Heretofore, I haven’t included much grindcore, of the deathly variety or not, on this list. It’s not that I don’t enjoy grind. In fact, as a mechanism for achieving a cathartic release through the kind of violent fury that would land me in jail if I tried to act it out myself, it’s hard to beat. But for some reason I don’t often encounter grind songs that have the kind of catchiness and distinctive memorability that would make them “infectious”, as I conceive that classification.
In the case of the three songs below, I think they pass that test. Or maybe I’ve just fallen too far under the influence of my comrade DGR, who recommended each of these songs for the list, and reviewed two of the three albums that include them — hence that other subtitle.
I think it’s likely that during the more than 9 years NCS has been in existence, we’ve written about Aborted more than any other band (and by “we”, I mean every one of the longest-standing writers for our site). I count 36 articles, which include premieres of songs and full albums, interviews, show reviews, commentary about a host of advance tracks, and even a previous appearance on the 2014 edition of this Most Infectious Song list — not to mention appearances on year-end lists, which I didn’t attempt to count.
So yes, we have a soft spot in our hearts for Aborted, or at least a soft spot in our skulls, which becomes softer and more worn-down with each new Aborted release.
The latest skull-softener from Aborted (reviewed here by TheMadIsraeli) is Terrorvision, which (as our reviewer observed) continued the trend toward more refined and disciplined songwriting that began with Global Flatline, while also attempting some small bits of experimentation and reflecting even more vocal diversity from the band’s commanding frontman.
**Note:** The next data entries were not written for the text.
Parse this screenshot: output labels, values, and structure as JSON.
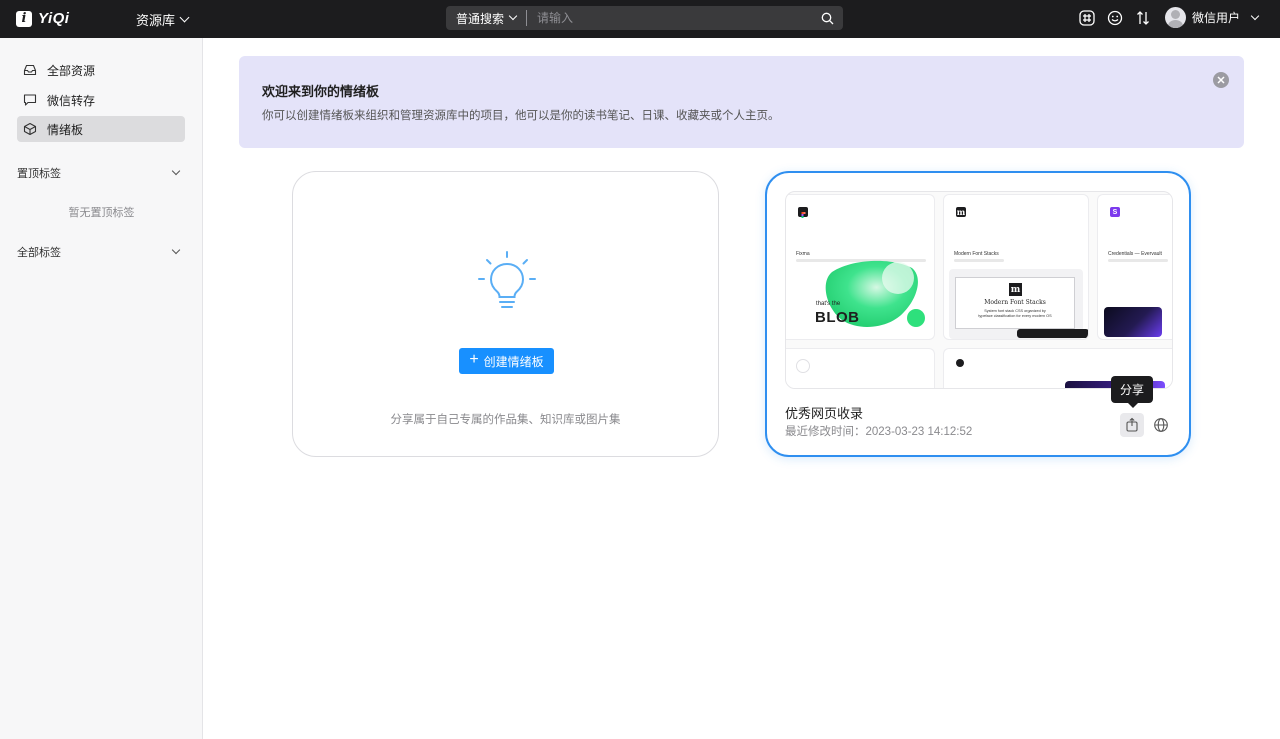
{
  "app": {
    "logo_text": "YiQi",
    "logo_mark": "i"
  },
  "header": {
    "library_label": "资源库",
    "search": {
      "type_label": "普通搜索",
      "placeholder": "请输入"
    },
    "user_name": "微信用户"
  },
  "sidebar": {
    "items": [
      {
        "label": "全部资源",
        "icon": "inbox-icon"
      },
      {
        "label": "微信转存",
        "icon": "chat-bubble-icon"
      },
      {
        "label": "情绪板",
        "icon": "cube-icon",
        "active": true
      }
    ],
    "pinned_tags": {
      "title": "置顶标签",
      "empty_text": "暂无置顶标签"
    },
    "all_tags": {
      "title": "全部标签"
    }
  },
  "banner": {
    "title": "欢迎来到你的情绪板",
    "description": "你可以创建情绪板来组织和管理资源库中的项目，他可以是你的读书笔记、日课、收藏夹或个人主页。"
  },
  "create_card": {
    "button_label": "创建情绪板",
    "hint": "分享属于自己专属的作品集、知识库或图片集"
  },
  "board_card": {
    "title": "优秀网页收录",
    "modified": "最近修改时间：2023-03-23 14:12:52",
    "tooltip": "分享",
    "preview_tiles": [
      {
        "title": "Fixma",
        "blob_small": "that's the",
        "blob_big": "BLOB"
      },
      {
        "title": "Modern Font Stacks",
        "logo": "m",
        "card_title": "Modern Font Stacks",
        "card_desc_1": "System font stack CSS organized by",
        "card_desc_2": "typeface classification for every modern OS"
      },
      {
        "title": "Credentials — Evervault"
      }
    ]
  },
  "colors": {
    "accent": "#1890ff",
    "board_border": "#2f8ff0",
    "banner_bg": "#e4e3f9",
    "topbar_bg": "#1c1c1e",
    "blob_green": "#2ee07c"
  }
}
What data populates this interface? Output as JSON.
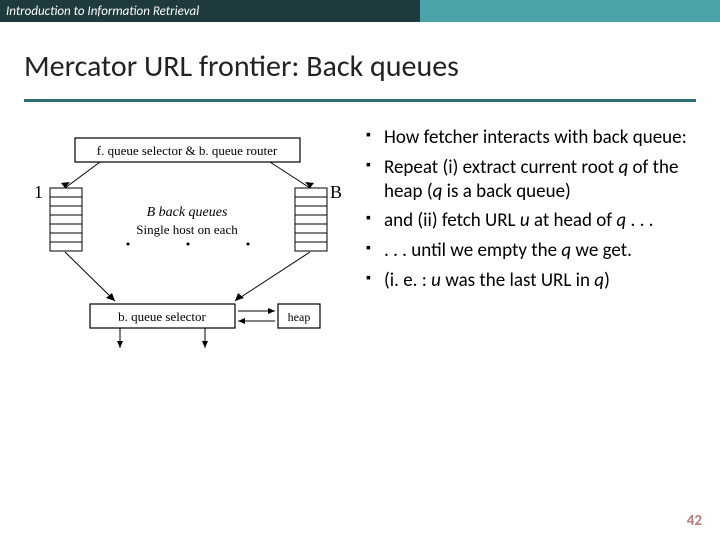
{
  "header": {
    "course": "Introduction to Information Retrieval"
  },
  "title": "Mercator URL frontier: Back queues",
  "diagram": {
    "top_box": "f. queue selector & b. queue router",
    "left_label": "1",
    "right_label": "B",
    "mid1": "B back queues",
    "mid2": "Single host on each",
    "bottom_box": "b. queue selector",
    "heap_box": "heap"
  },
  "bullets": {
    "b1a": "How fetcher interacts with back queue:",
    "b2a": "Repeat (i) extract current root ",
    "b2b": " of the heap (",
    "b2c": " is a back queue)",
    "b3a": "and (ii) fetch URL ",
    "b3b": " at head of ",
    "b3c": " . . .",
    "b4a": ". . . until we empty the ",
    "b4b": " we get.",
    "b5a": "(i. e. : ",
    "b5b": " was the last URL in ",
    "b5c": ")",
    "q": "q",
    "u": "u"
  },
  "page": "42"
}
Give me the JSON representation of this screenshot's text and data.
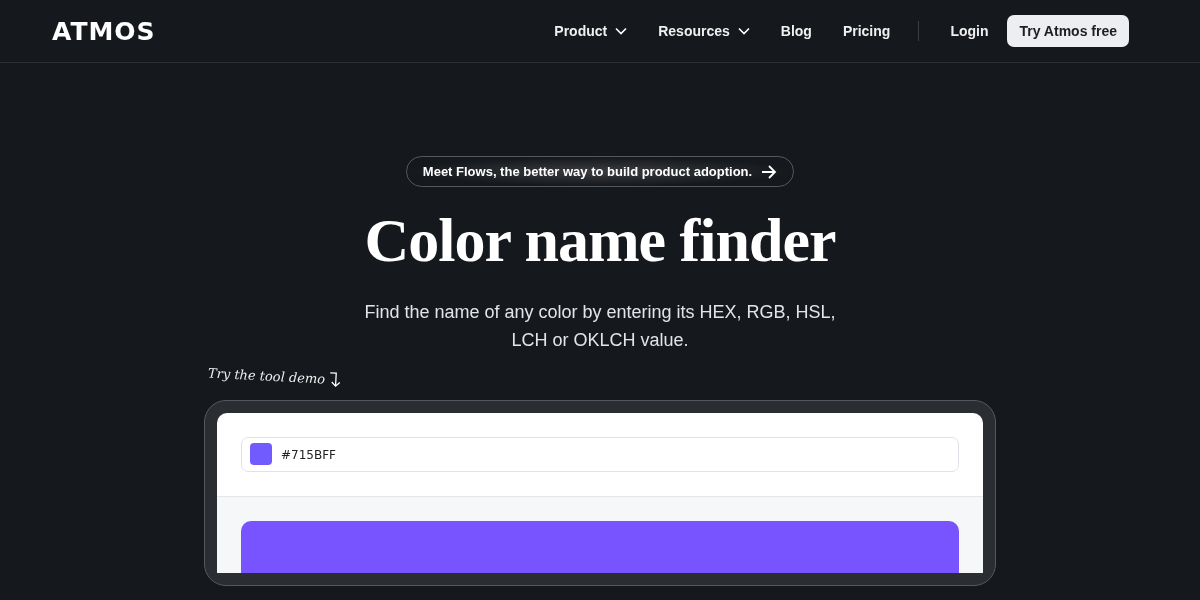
{
  "header": {
    "logo": "ATMOS",
    "nav": [
      {
        "label": "Product",
        "dropdown": true
      },
      {
        "label": "Resources",
        "dropdown": true
      },
      {
        "label": "Blog",
        "dropdown": false
      },
      {
        "label": "Pricing",
        "dropdown": false
      }
    ],
    "login": "Login",
    "cta": "Try Atmos free"
  },
  "announcement": "Meet Flows, the better way to build product adoption.",
  "title": "Color name finder",
  "subtitle": "Find the name of any color by entering its HEX, RGB, HSL, LCH or OKLCH value.",
  "demo_note": "Try the tool demo",
  "demo": {
    "input_value": "#715BFF"
  }
}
It’s an album that was also loaded with groove — and yet also more atmospheric than we might have expected.
DGR put the album on his 2018 Top 50 list, and actually recommended two songs for this list, calling the choice between them a “toss-up”. One was “Squalor Opera”, and the other is the one I chose — “Terrorvision” (the title track). It’s a blast of shrieking mayhem that happens to include skin-splitting, ear-rupturing vocal enhancements courtesy of Seth Siro Anton as well as a dose of hammering groove and an eye-popping solo by Mendel bij de Leij (who has recently become the latest in a long list of guitarists to exit the band).
The Swedish/Finnish grind band Afgrund splintered into disputes among members about who owned the band’s name, but one of those competing groups, consisting of founding members Andy, Pat, and Panu, surfacd in the early days of 2018 with the first new Afgrund album in half a dozen years, a fiery 23-minute blast named The Dystopian.
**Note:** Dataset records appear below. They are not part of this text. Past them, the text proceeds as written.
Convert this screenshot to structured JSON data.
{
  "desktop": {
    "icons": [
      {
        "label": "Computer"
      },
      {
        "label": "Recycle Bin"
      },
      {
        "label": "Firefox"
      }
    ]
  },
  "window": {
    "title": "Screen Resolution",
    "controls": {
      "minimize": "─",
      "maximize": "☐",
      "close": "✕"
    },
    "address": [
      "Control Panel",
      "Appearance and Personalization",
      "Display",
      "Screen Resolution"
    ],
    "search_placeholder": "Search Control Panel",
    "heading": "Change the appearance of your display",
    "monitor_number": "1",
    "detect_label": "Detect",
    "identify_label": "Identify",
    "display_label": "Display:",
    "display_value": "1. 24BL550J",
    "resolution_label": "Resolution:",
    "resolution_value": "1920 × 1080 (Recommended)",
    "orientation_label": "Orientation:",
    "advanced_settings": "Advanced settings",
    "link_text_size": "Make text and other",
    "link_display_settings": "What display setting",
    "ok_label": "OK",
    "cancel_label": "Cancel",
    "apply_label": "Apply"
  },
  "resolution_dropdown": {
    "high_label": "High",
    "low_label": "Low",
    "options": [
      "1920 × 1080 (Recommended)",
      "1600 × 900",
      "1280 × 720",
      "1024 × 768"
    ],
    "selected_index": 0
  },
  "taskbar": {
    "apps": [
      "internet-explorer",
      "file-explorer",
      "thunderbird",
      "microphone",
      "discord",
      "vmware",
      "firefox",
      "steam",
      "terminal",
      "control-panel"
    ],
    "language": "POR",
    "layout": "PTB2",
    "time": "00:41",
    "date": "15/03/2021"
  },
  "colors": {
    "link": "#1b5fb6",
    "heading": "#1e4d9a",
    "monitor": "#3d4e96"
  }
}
There is a sense of familiarity in the way the album moves…. It’s dark and apocalyptic for sure, but it also feels like the most “Afgrund” that the band have been in some time. Returning the line-up to founding, long-time members tends to have that effect, as that reunites songwriting talents that helped forge an early version of the band and built on it from there. In that way, The Dystopian looks backward in order to move forward. It is Afgrund well within an admittedly dark comfort zone, yelling at the world about the state of society and checking off plenty of grind staples along the way. As a long-time fan, seeing the band back and as furious as ever is delightful, mostly because the group are well-primed to take a look at the world as it is now and mine that awful subject material for years to come, hammering blasts and fiery guitar work around all of it.
The song that DGR recommended for this list is “Crossfire Agent“, and I’m happy to defer to him, especially since the song has been kicking my head like an angry mule ever since I first heard it.
DGR also reviewed Misery Rites, the latest album by the Canadian grind hurricane named Wake. He called it “surgically fast and targeted; adrenaline rush as an art piece”, and continued:
Wake bash out nine songs in quick fashion and then immolate the whole affair by the time the last song wraps up. It is partially album, partially rage-filled mood. And despite the fact that it has a song called “Rumination” on it, the record spends no time devoted to that, choosing instead to go for the sheer destruction route, the band building from song-to-song up to the final slowdown and that misery-warped closer, “Burial Grounds”.
It really is an explosive album, spastic and chaotic and seemingly fueled with pure distilled rage. It’s all so scathing that calling anything on it “infectious” might not be the first word that comes to mind, no matter how electrifying it is. But the band do have a tendency to inject their songs with quick doses of groove, as well as snare and vocal patterns, that prove to be increasingly memorable the more you listen, and “Rot” is a good example of that — and one of the two songs DGR recommended for this list (a toss-up with “Rumination”) — and here it is: